Watching You Me At Six back on Stage 3, the old man syndrome really comes into play: All these bands sound the same. Even the day after this year’s Soundwave, the majority of the the bands have blended into one of two categories; the first is the all-tattooed pretty boys who are well acquainted with hair styling products, who jump up in the air a lot, and play to a front row that’s largely young and female. The second category is the gnarly old guys, often greying but always with some form of extreme facial hair who play hard, fast, loud aggressive music for young angry dudes to fight to. The day after the festival the specifics of the songs played by You Me At Six, The Used, A Day To Remember, Attack!Attack, Kill Hannah and Lostprophets have all merged into one. The same thing has also happened to any specific musical memories of Black Dahlia Murder, Zebrahead, Trivium or Mastodon. I guess I should either do more research to begin with, take notes or use Twitter (rather than trying to preserve battery life so my phone can record my position via GPS throughout the day.
Having not been to Stage 7 so far and wanting to check it out during daylight hours before I head back there later, I make a detour to see Motionless In White. I know absolutely nothing about the band and it’s only the combination of some spare time and the awfulness of their name which is taking me to investigate. However, the roadies are still putting the drum kit together at the time that the band are due to start playing and although I hang around for a bit longer, I end up leaving for the main stage before I get a chance to find out what they’re like.

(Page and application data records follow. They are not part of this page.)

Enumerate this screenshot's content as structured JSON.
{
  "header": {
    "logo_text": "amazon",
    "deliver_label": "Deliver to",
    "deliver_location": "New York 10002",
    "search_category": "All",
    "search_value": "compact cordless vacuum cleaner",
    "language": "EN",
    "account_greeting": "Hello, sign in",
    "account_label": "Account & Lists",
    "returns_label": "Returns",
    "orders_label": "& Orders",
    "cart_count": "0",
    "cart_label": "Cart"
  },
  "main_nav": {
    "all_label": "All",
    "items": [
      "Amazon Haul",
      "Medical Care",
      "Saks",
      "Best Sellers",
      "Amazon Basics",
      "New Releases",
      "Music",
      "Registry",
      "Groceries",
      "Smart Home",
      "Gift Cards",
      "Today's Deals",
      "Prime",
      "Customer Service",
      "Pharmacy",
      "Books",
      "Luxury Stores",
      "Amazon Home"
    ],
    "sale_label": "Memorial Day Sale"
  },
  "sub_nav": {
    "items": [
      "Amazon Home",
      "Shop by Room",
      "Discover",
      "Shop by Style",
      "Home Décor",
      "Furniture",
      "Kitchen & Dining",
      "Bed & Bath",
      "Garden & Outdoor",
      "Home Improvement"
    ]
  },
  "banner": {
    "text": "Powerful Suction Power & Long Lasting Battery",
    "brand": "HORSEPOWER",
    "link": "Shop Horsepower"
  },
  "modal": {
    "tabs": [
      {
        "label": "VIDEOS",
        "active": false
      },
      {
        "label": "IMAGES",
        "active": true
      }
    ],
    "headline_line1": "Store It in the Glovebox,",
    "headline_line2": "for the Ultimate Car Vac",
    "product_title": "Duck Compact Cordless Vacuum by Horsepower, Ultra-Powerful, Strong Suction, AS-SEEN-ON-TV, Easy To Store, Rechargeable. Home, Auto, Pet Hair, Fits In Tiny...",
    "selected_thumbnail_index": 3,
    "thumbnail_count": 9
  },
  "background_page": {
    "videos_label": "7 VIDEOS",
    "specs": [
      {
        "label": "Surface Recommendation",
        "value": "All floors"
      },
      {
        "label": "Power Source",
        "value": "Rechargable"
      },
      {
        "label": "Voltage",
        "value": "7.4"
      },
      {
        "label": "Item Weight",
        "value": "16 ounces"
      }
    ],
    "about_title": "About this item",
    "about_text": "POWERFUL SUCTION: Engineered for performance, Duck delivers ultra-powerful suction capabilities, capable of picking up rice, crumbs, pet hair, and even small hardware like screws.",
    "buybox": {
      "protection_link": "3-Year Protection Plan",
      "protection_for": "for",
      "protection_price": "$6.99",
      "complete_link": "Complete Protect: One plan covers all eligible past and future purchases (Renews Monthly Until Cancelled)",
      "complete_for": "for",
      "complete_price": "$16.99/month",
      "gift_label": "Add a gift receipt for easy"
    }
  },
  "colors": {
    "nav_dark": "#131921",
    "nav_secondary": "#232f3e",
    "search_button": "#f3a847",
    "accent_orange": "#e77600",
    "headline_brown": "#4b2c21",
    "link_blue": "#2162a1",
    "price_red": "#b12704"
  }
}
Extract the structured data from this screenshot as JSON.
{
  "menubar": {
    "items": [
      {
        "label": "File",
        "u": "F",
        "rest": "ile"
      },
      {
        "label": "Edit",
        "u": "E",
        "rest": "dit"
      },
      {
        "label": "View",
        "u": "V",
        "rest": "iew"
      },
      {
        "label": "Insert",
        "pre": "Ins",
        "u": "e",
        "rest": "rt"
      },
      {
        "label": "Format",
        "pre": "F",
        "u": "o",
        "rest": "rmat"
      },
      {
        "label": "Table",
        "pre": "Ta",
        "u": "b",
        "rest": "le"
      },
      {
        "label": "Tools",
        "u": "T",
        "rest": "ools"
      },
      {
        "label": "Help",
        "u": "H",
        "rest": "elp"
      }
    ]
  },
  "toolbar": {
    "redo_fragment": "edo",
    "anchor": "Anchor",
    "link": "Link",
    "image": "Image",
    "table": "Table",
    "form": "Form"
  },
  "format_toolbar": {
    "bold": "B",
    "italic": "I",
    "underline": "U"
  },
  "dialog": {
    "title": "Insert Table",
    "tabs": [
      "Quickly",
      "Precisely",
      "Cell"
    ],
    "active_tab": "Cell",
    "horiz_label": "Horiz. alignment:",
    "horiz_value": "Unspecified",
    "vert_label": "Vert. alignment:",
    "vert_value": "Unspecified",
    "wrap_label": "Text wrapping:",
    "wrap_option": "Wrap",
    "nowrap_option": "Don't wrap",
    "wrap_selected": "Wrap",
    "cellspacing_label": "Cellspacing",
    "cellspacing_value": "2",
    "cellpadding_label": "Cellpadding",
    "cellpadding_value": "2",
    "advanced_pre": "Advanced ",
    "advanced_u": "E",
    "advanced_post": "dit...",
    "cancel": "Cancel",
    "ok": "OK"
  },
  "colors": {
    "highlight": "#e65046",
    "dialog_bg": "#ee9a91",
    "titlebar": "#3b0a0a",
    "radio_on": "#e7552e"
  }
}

I’m a lot more unfamiliar with the far side of the festival site so trying to get to the photo pit is a lot more difficult thanks to barriers and no gaps to get through. Eventually I wind my way all to almost the back of the arena to find a gate to go through. I know nothing about A Day To Remember other than the crowd that have come to see them is massive, easily the biggest until the sun goes down. Afterwards I lose count of all the people wearing the T shirts of the band that they have obviously just purchased from one of the merch tents. I’ve been to a fair few festivals over the last 22 years but I don’t think I’ve ever seen a merch tent with some an extensive array of t-shirts as here today. It’s just a wall of t-shirts stapled to the back wall of the tent, it goes so high you can barely make out the actual designs and the lettering on the t-shirts at the very top of the display.